Dataset rows for apps and sites
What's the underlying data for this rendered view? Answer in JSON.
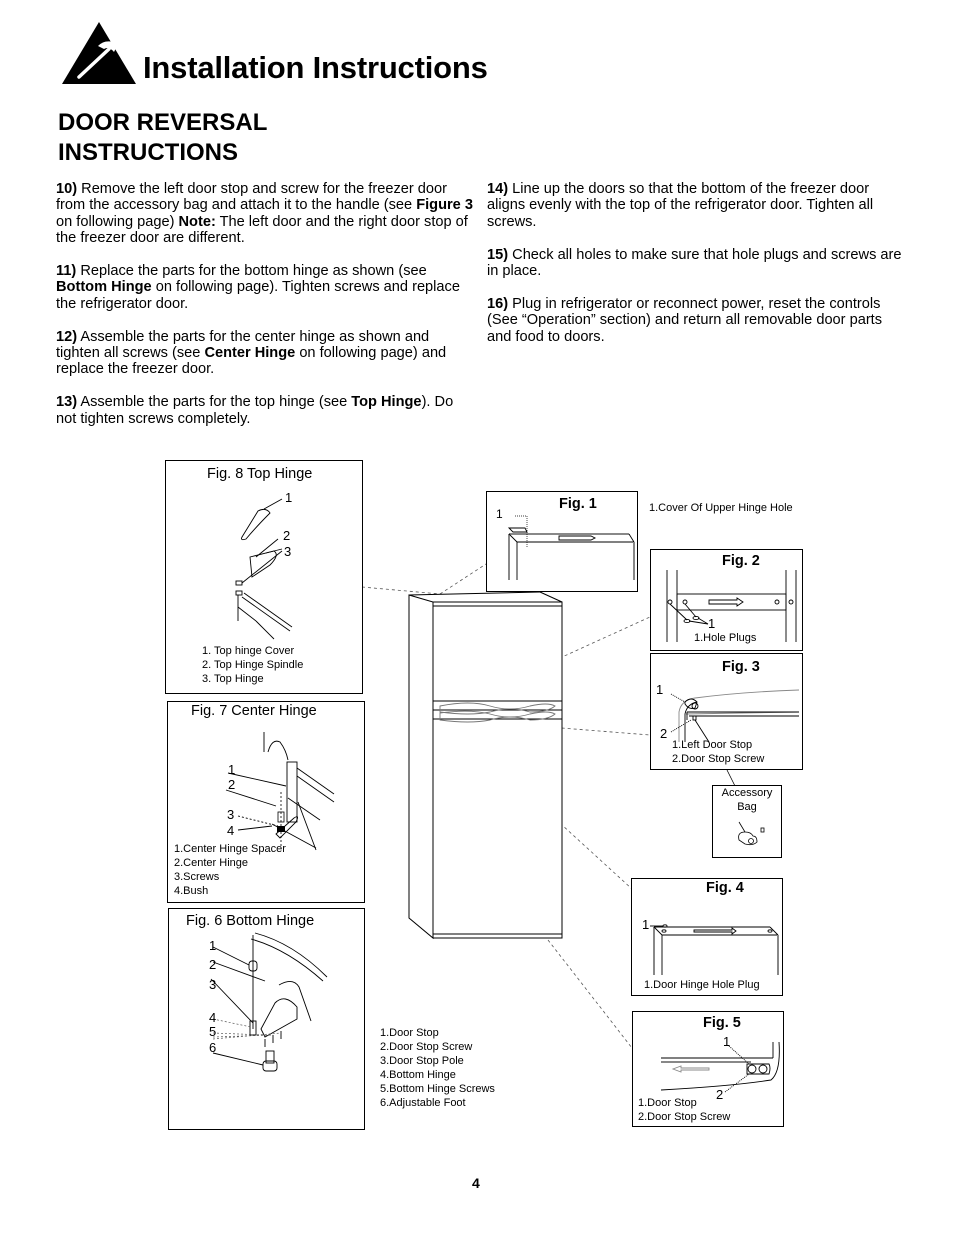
{
  "header": {
    "icon": "hammer-warning-triangle-icon",
    "title": "Installation Instructions"
  },
  "section": {
    "title_line1": "DOOR REVERSAL",
    "title_line2": "INSTRUCTIONS"
  },
  "steps_left": [
    {
      "num": "10)",
      "parts": [
        {
          "t": " Remove the left door stop and screw for the freezer door from the accessory bag and attach it to the handle (see ",
          "b": false
        },
        {
          "t": "Figure 3",
          "b": true
        },
        {
          "t": " on following page) ",
          "b": false
        },
        {
          "t": "Note:",
          "b": true
        },
        {
          "t": " The left door and  the right door  stop of the freezer door are different.",
          "b": false
        }
      ]
    },
    {
      "num": "11)",
      "parts": [
        {
          "t": " Replace the parts for the bottom hinge as shown (see ",
          "b": false
        },
        {
          "t": "Bottom Hinge",
          "b": true
        },
        {
          "t": " on following page). Tighten screws and replace the refrigerator door.",
          "b": false
        }
      ]
    },
    {
      "num": "12)",
      "parts": [
        {
          "t": " Assemble the parts for the center hinge as shown and tighten all screws (see ",
          "b": false
        },
        {
          "t": "Center Hinge",
          "b": true
        },
        {
          "t": " on following page) and replace the freezer door.",
          "b": false
        }
      ]
    },
    {
      "num": "13)",
      "parts": [
        {
          "t": " Assemble the parts for the top hinge (see ",
          "b": false
        },
        {
          "t": "Top Hinge",
          "b": true
        },
        {
          "t": "). Do not tighten screws completely.",
          "b": false
        }
      ]
    }
  ],
  "steps_right": [
    {
      "num": "14)",
      "parts": [
        {
          "t": " Line up the doors so that the bottom of the freezer door aligns evenly with the top of the refrigerator door. Tighten all screws.",
          "b": false
        }
      ]
    },
    {
      "num": "15)",
      "parts": [
        {
          "t": " Check all holes to make sure that hole plugs and screws are in place.",
          "b": false
        }
      ]
    },
    {
      "num": "16)",
      "parts": [
        {
          "t": " Plug in refrigerator or reconnect power, reset the controls (See “Operation” section) and return all removable door parts and food to doors.",
          "b": false
        }
      ]
    }
  ],
  "figures": {
    "fig8": {
      "title": "Fig. 8 Top Hinge",
      "callouts": [
        "1",
        "2",
        "3"
      ],
      "legend": [
        "1. Top hinge Cover",
        "2. Top Hinge Spindle",
        "3. Top Hinge"
      ]
    },
    "fig7": {
      "title": "Fig. 7 Center Hinge",
      "callouts": [
        "1",
        "2",
        "3",
        "4"
      ],
      "legend": [
        "1.Center Hinge Spacer",
        "2.Center Hinge",
        "3.Screws",
        "4.Bush"
      ]
    },
    "fig6": {
      "title": "Fig. 6 Bottom Hinge",
      "callouts": [
        "1",
        "2",
        "3",
        "4",
        "5",
        "6"
      ],
      "legend": [
        "1.Door Stop",
        "2.Door Stop Screw",
        "3.Door Stop Pole",
        "4.Bottom Hinge",
        "5.Bottom Hinge Screws",
        "6.Adjustable Foot"
      ]
    },
    "fig1": {
      "title": "Fig. 1",
      "callouts": [
        "1"
      ],
      "legend": [
        "1.Cover Of Upper Hinge Hole"
      ]
    },
    "fig2": {
      "title": "Fig. 2",
      "callouts": [
        "1"
      ],
      "legend": [
        "1.Hole Plugs"
      ]
    },
    "fig3": {
      "title": "Fig. 3",
      "callouts": [
        "1",
        "2"
      ],
      "legend": [
        "1.Left Door Stop",
        "2.Door Stop Screw"
      ]
    },
    "accessory_bag": {
      "label_line1": "Accessory",
      "label_line2": "Bag"
    },
    "fig4": {
      "title": "Fig. 4",
      "callouts": [
        "1"
      ],
      "legend": [
        "1.Door Hinge Hole Plug"
      ]
    },
    "fig5": {
      "title": "Fig. 5",
      "callouts": [
        "1",
        "2"
      ],
      "legend": [
        "1.Door Stop",
        "2.Door Stop Screw"
      ]
    }
  },
  "page_number": "4"
}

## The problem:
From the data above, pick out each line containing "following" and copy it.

## Exercise response:
          "t": " on following page) ",
          "t": " on following page). Tighten screws and replace the refrigerator door.",
          "t": " on following page) and replace the freezer door.",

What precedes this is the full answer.